» EXERCISE REQUIREMENTS
This task calls for copying every line in the data below that contains the word "date".

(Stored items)
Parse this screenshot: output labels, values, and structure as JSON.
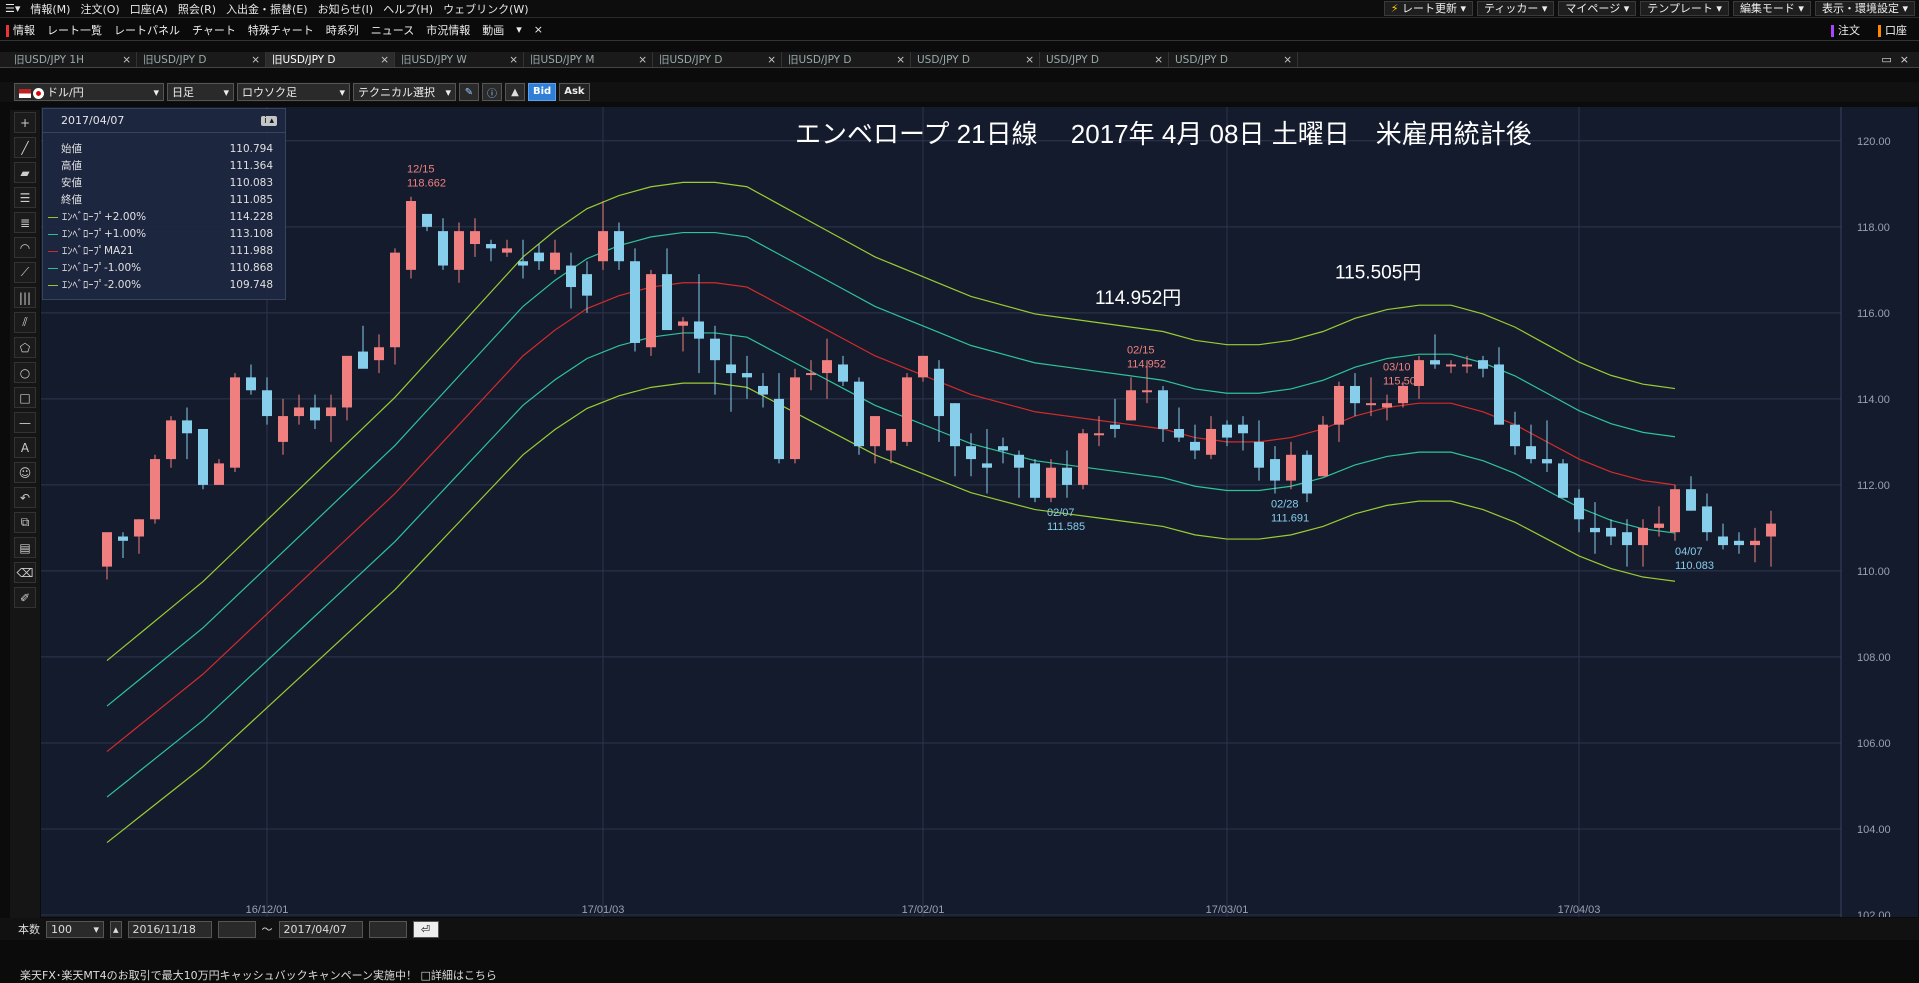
{
  "menu": {
    "items": [
      "情報(M)",
      "注文(O)",
      "口座(A)",
      "照会(R)",
      "入出金・振替(E)",
      "お知らせ(I)",
      "ヘルプ(H)",
      "ウェブリンク(W)"
    ],
    "right_buttons": [
      "レート更新",
      "ティッカー",
      "マイページ",
      "テンプレート",
      "編集モード",
      "表示・環境設定"
    ]
  },
  "nav": {
    "items": [
      "情報",
      "レート一覧",
      "レートパネル",
      "チャート",
      "特殊チャート",
      "時系列",
      "ニュース",
      "市況情報",
      "動画"
    ],
    "right": [
      "注文",
      "口座"
    ]
  },
  "tabs": [
    {
      "label": "旧USD/JPY 1H",
      "active": false
    },
    {
      "label": "旧USD/JPY D",
      "active": false
    },
    {
      "label": "旧USD/JPY D",
      "active": true
    },
    {
      "label": "旧USD/JPY W",
      "active": false
    },
    {
      "label": "旧USD/JPY M",
      "active": false
    },
    {
      "label": "旧USD/JPY D",
      "active": false
    },
    {
      "label": "旧USD/JPY D",
      "active": false
    },
    {
      "label": "USD/JPY D",
      "active": false
    },
    {
      "label": "USD/JPY D",
      "active": false
    },
    {
      "label": "USD/JPY D",
      "active": false
    }
  ],
  "toolbar": {
    "pair": "ドル/円",
    "period": "日足",
    "chart_type": "ロウソク足",
    "technical": "テクニカル選択",
    "bid": "Bid",
    "ask": "Ask"
  },
  "info": {
    "date": "2017/04/07",
    "rows": [
      {
        "label": "始値",
        "value": "110.794"
      },
      {
        "label": "高値",
        "value": "111.364"
      },
      {
        "label": "安値",
        "value": "110.083"
      },
      {
        "label": "終値",
        "value": "111.085"
      }
    ],
    "indicators": [
      {
        "label": "ｴﾝﾍﾞﾛｰﾌﾟ+2.00%",
        "value": "114.228",
        "color": "#9acd32"
      },
      {
        "label": "ｴﾝﾍﾞﾛｰﾌﾟ+1.00%",
        "value": "113.108",
        "color": "#2ec49a"
      },
      {
        "label": "ｴﾝﾍﾞﾛｰﾌﾟMA21",
        "value": "111.988",
        "color": "#d42b2b"
      },
      {
        "label": "ｴﾝﾍﾞﾛｰﾌﾟ-1.00%",
        "value": "110.868",
        "color": "#2ec49a"
      },
      {
        "label": "ｴﾝﾍﾞﾛｰﾌﾟ-2.00%",
        "value": "109.748",
        "color": "#9acd32"
      }
    ]
  },
  "bottom": {
    "count_label": "本数",
    "count": "100",
    "from": "2016/11/18",
    "tilde": "～",
    "to": "2017/04/07"
  },
  "status": "楽天FX･楽天MT4のお取引で最大10万円キャッシュバックキャンペーン実施中！ □詳細はこちら",
  "chart_data": {
    "type": "candlestick",
    "title": "エンベロープ 21日線　 2017年 4月 08日 土曜日　米雇用統計後",
    "ylim": [
      102,
      120.6
    ],
    "yticks": [
      "102.00",
      "104.00",
      "106.00",
      "108.00",
      "110.00",
      "112.00",
      "114.00",
      "116.00",
      "118.00",
      "120.00"
    ],
    "xticks": [
      {
        "i": 10,
        "label": "16/12/01"
      },
      {
        "i": 31,
        "label": "17/01/03"
      },
      {
        "i": 51,
        "label": "17/02/01"
      },
      {
        "i": 70,
        "label": "17/03/01"
      },
      {
        "i": 92,
        "label": "17/04/03"
      }
    ],
    "colors": {
      "up": "#f08080",
      "down": "#87ceeb"
    },
    "candles": [
      [
        110.1,
        110.9,
        109.8,
        110.9
      ],
      [
        110.8,
        110.9,
        110.3,
        110.7
      ],
      [
        110.8,
        111.2,
        110.4,
        111.2
      ],
      [
        111.2,
        112.7,
        111.1,
        112.6
      ],
      [
        112.6,
        113.6,
        112.4,
        113.5
      ],
      [
        113.5,
        113.8,
        112.6,
        113.2
      ],
      [
        113.3,
        113.0,
        111.9,
        112.0
      ],
      [
        112.0,
        112.6,
        112.0,
        112.5
      ],
      [
        112.4,
        114.6,
        112.3,
        114.5
      ],
      [
        114.5,
        114.8,
        114.1,
        114.2
      ],
      [
        114.2,
        114.5,
        113.4,
        113.6
      ],
      [
        113.0,
        114.0,
        112.7,
        113.6
      ],
      [
        113.6,
        114.1,
        113.4,
        113.8
      ],
      [
        113.8,
        114.1,
        113.3,
        113.5
      ],
      [
        113.6,
        114.1,
        113.0,
        113.8
      ],
      [
        113.8,
        114.8,
        113.5,
        115.0
      ],
      [
        115.1,
        115.7,
        114.8,
        114.7
      ],
      [
        114.9,
        115.5,
        114.6,
        115.2
      ],
      [
        115.2,
        117.5,
        114.8,
        117.4
      ],
      [
        117.0,
        118.7,
        116.8,
        118.6
      ],
      [
        118.3,
        118.3,
        117.9,
        118.0
      ],
      [
        117.9,
        118.2,
        117.0,
        117.1
      ],
      [
        117.0,
        118.1,
        116.7,
        117.9
      ],
      [
        117.6,
        118.2,
        117.3,
        117.9
      ],
      [
        117.6,
        117.7,
        117.2,
        117.5
      ],
      [
        117.4,
        117.7,
        117.3,
        117.5
      ],
      [
        117.2,
        117.7,
        116.8,
        117.1
      ],
      [
        117.4,
        117.6,
        117.0,
        117.2
      ],
      [
        117.0,
        117.7,
        116.9,
        117.4
      ],
      [
        117.1,
        117.4,
        116.1,
        116.6
      ],
      [
        116.9,
        117.2,
        116.0,
        116.4
      ],
      [
        117.2,
        118.6,
        117.0,
        117.9
      ],
      [
        117.9,
        118.1,
        117.0,
        117.2
      ],
      [
        117.2,
        117.5,
        115.1,
        115.3
      ],
      [
        115.2,
        117.0,
        115.0,
        116.9
      ],
      [
        116.9,
        117.5,
        115.6,
        115.6
      ],
      [
        115.7,
        115.9,
        115.1,
        115.8
      ],
      [
        115.8,
        116.9,
        114.6,
        115.4
      ],
      [
        115.4,
        115.7,
        114.1,
        114.9
      ],
      [
        114.8,
        115.5,
        113.7,
        114.6
      ],
      [
        114.6,
        115.0,
        114.0,
        114.5
      ],
      [
        114.3,
        114.6,
        113.8,
        114.1
      ],
      [
        114.0,
        114.6,
        112.5,
        112.6
      ],
      [
        112.6,
        114.7,
        112.5,
        114.5
      ],
      [
        114.6,
        114.9,
        114.2,
        114.6
      ],
      [
        114.6,
        115.4,
        114.0,
        114.9
      ],
      [
        114.8,
        115.0,
        114.3,
        114.4
      ],
      [
        114.4,
        114.5,
        112.7,
        112.9
      ],
      [
        112.9,
        113.6,
        112.5,
        113.6
      ],
      [
        112.8,
        113.3,
        112.5,
        113.3
      ],
      [
        113.0,
        114.6,
        112.9,
        114.5
      ],
      [
        114.5,
        115.0,
        114.4,
        115.0
      ],
      [
        114.7,
        114.9,
        113.0,
        113.6
      ],
      [
        113.9,
        113.9,
        112.2,
        112.9
      ],
      [
        112.9,
        113.2,
        112.2,
        112.6
      ],
      [
        112.5,
        113.3,
        111.8,
        112.4
      ],
      [
        112.9,
        113.1,
        112.5,
        112.8
      ],
      [
        112.7,
        112.8,
        111.7,
        112.4
      ],
      [
        112.5,
        112.6,
        111.6,
        111.7
      ],
      [
        111.7,
        112.6,
        111.6,
        112.4
      ],
      [
        112.4,
        112.8,
        111.7,
        112.0
      ],
      [
        112.0,
        113.3,
        111.9,
        113.2
      ],
      [
        113.2,
        113.6,
        112.9,
        113.2
      ],
      [
        113.4,
        114.0,
        113.1,
        113.3
      ],
      [
        113.5,
        114.5,
        113.5,
        114.2
      ],
      [
        114.2,
        114.9,
        113.9,
        114.2
      ],
      [
        114.2,
        114.3,
        113.0,
        113.3
      ],
      [
        113.3,
        113.8,
        113.0,
        113.1
      ],
      [
        113.0,
        113.4,
        112.6,
        112.8
      ],
      [
        112.7,
        113.6,
        112.6,
        113.3
      ],
      [
        113.4,
        113.5,
        112.9,
        113.1
      ],
      [
        113.4,
        113.6,
        112.8,
        113.2
      ],
      [
        113.0,
        113.5,
        112.1,
        112.4
      ],
      [
        112.6,
        112.9,
        111.8,
        112.1
      ],
      [
        112.1,
        113.0,
        111.9,
        112.7
      ],
      [
        112.7,
        112.8,
        111.6,
        111.8
      ],
      [
        112.2,
        113.6,
        112.2,
        113.4
      ],
      [
        113.4,
        114.4,
        113.0,
        114.3
      ],
      [
        114.3,
        114.6,
        113.6,
        113.9
      ],
      [
        113.9,
        114.5,
        113.6,
        113.9
      ],
      [
        113.8,
        114.1,
        113.5,
        113.9
      ],
      [
        113.9,
        114.4,
        113.8,
        114.3
      ],
      [
        114.3,
        115.0,
        114.0,
        114.9
      ],
      [
        114.9,
        115.5,
        114.7,
        114.8
      ],
      [
        114.8,
        114.9,
        114.6,
        114.8
      ],
      [
        114.8,
        115.0,
        114.6,
        114.8
      ],
      [
        114.9,
        115.0,
        114.5,
        114.7
      ],
      [
        114.8,
        115.2,
        113.4,
        113.4
      ],
      [
        113.4,
        113.7,
        112.7,
        112.9
      ],
      [
        112.9,
        113.4,
        112.5,
        112.6
      ],
      [
        112.6,
        113.5,
        112.3,
        112.5
      ],
      [
        112.5,
        112.6,
        111.7,
        111.7
      ],
      [
        111.7,
        111.9,
        110.9,
        111.2
      ],
      [
        111.0,
        111.6,
        110.4,
        110.9
      ],
      [
        111.0,
        111.2,
        110.6,
        110.8
      ],
      [
        110.9,
        111.2,
        110.1,
        110.6
      ],
      [
        110.6,
        111.2,
        110.1,
        111.0
      ],
      [
        111.0,
        111.5,
        110.8,
        111.1
      ],
      [
        110.9,
        112.0,
        110.7,
        111.9
      ],
      [
        111.9,
        112.2,
        111.4,
        111.4
      ],
      [
        111.5,
        111.8,
        110.7,
        110.9
      ],
      [
        110.8,
        111.1,
        110.5,
        110.6
      ],
      [
        110.7,
        110.9,
        110.4,
        110.6
      ],
      [
        110.6,
        111.0,
        110.2,
        110.7
      ],
      [
        110.8,
        111.4,
        110.1,
        111.1
      ]
    ],
    "envelope": {
      "ma21": [
        [
          0,
          105.8
        ],
        [
          2,
          106.4
        ],
        [
          4,
          107.0
        ],
        [
          6,
          107.6
        ],
        [
          8,
          108.3
        ],
        [
          10,
          109.0
        ],
        [
          12,
          109.7
        ],
        [
          14,
          110.4
        ],
        [
          16,
          111.1
        ],
        [
          18,
          111.8
        ],
        [
          20,
          112.6
        ],
        [
          22,
          113.4
        ],
        [
          24,
          114.2
        ],
        [
          26,
          115.0
        ],
        [
          28,
          115.6
        ],
        [
          30,
          116.1
        ],
        [
          32,
          116.4
        ],
        [
          34,
          116.6
        ],
        [
          36,
          116.7
        ],
        [
          38,
          116.7
        ],
        [
          40,
          116.6
        ],
        [
          42,
          116.2
        ],
        [
          44,
          115.8
        ],
        [
          46,
          115.4
        ],
        [
          48,
          115.0
        ],
        [
          50,
          114.7
        ],
        [
          52,
          114.4
        ],
        [
          54,
          114.1
        ],
        [
          56,
          113.9
        ],
        [
          58,
          113.7
        ],
        [
          60,
          113.6
        ],
        [
          62,
          113.5
        ],
        [
          64,
          113.4
        ],
        [
          66,
          113.3
        ],
        [
          68,
          113.1
        ],
        [
          70,
          113.0
        ],
        [
          72,
          113.0
        ],
        [
          74,
          113.1
        ],
        [
          76,
          113.3
        ],
        [
          78,
          113.6
        ],
        [
          80,
          113.8
        ],
        [
          82,
          113.9
        ],
        [
          84,
          113.9
        ],
        [
          86,
          113.7
        ],
        [
          88,
          113.4
        ],
        [
          90,
          113.0
        ],
        [
          92,
          112.6
        ],
        [
          94,
          112.3
        ],
        [
          96,
          112.1
        ],
        [
          98,
          112.0
        ]
      ],
      "labels": [
        "+2.00%",
        "+1.00%",
        "MA21",
        "-1.00%",
        "-2.00%"
      ],
      "pct": [
        0.02,
        0.01,
        0,
        -0.01,
        -0.02
      ],
      "colors": [
        "#9acd32",
        "#2ec49a",
        "#d42b2b",
        "#2ec49a",
        "#9acd32"
      ]
    },
    "annotations": [
      {
        "i": 19,
        "date": "12/15",
        "value": "118.662",
        "pos": "above",
        "color": "#f08080"
      },
      {
        "i": 59,
        "date": "02/07",
        "value": "111.585",
        "pos": "below",
        "color": "#87ceeb"
      },
      {
        "i": 64,
        "date": "02/15",
        "value": "114.952",
        "pos": "above",
        "color": "#f08080"
      },
      {
        "i": 73,
        "date": "02/28",
        "value": "111.691",
        "pos": "below",
        "color": "#87ceeb"
      },
      {
        "i": 80,
        "date": "03/10",
        "value": "115.505",
        "pos": "above",
        "color": "#f08080"
      },
      {
        "i": 98,
        "date": "04/07",
        "value": "110.083",
        "pos": "below",
        "color": "#87ceeb"
      }
    ],
    "big_labels": [
      {
        "i": 63,
        "price": 116.2,
        "text": "114.952円"
      },
      {
        "i": 78,
        "price": 116.8,
        "text": "115.505円"
      }
    ]
  }
}
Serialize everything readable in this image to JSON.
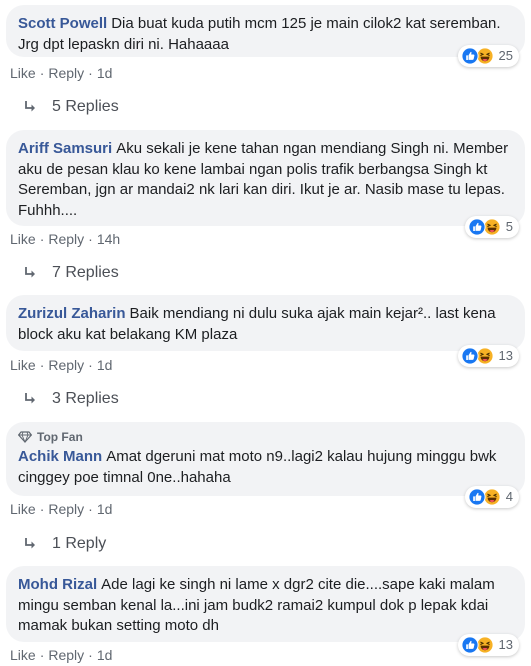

» RESPONSE TO THE TASK
    "date": "2017/04/07",
        "date": "12/15",
        "date": "02/07",
        "date": "02/15",
        "date": "02/28",
        "date": "03/10",
        "date": "04/07",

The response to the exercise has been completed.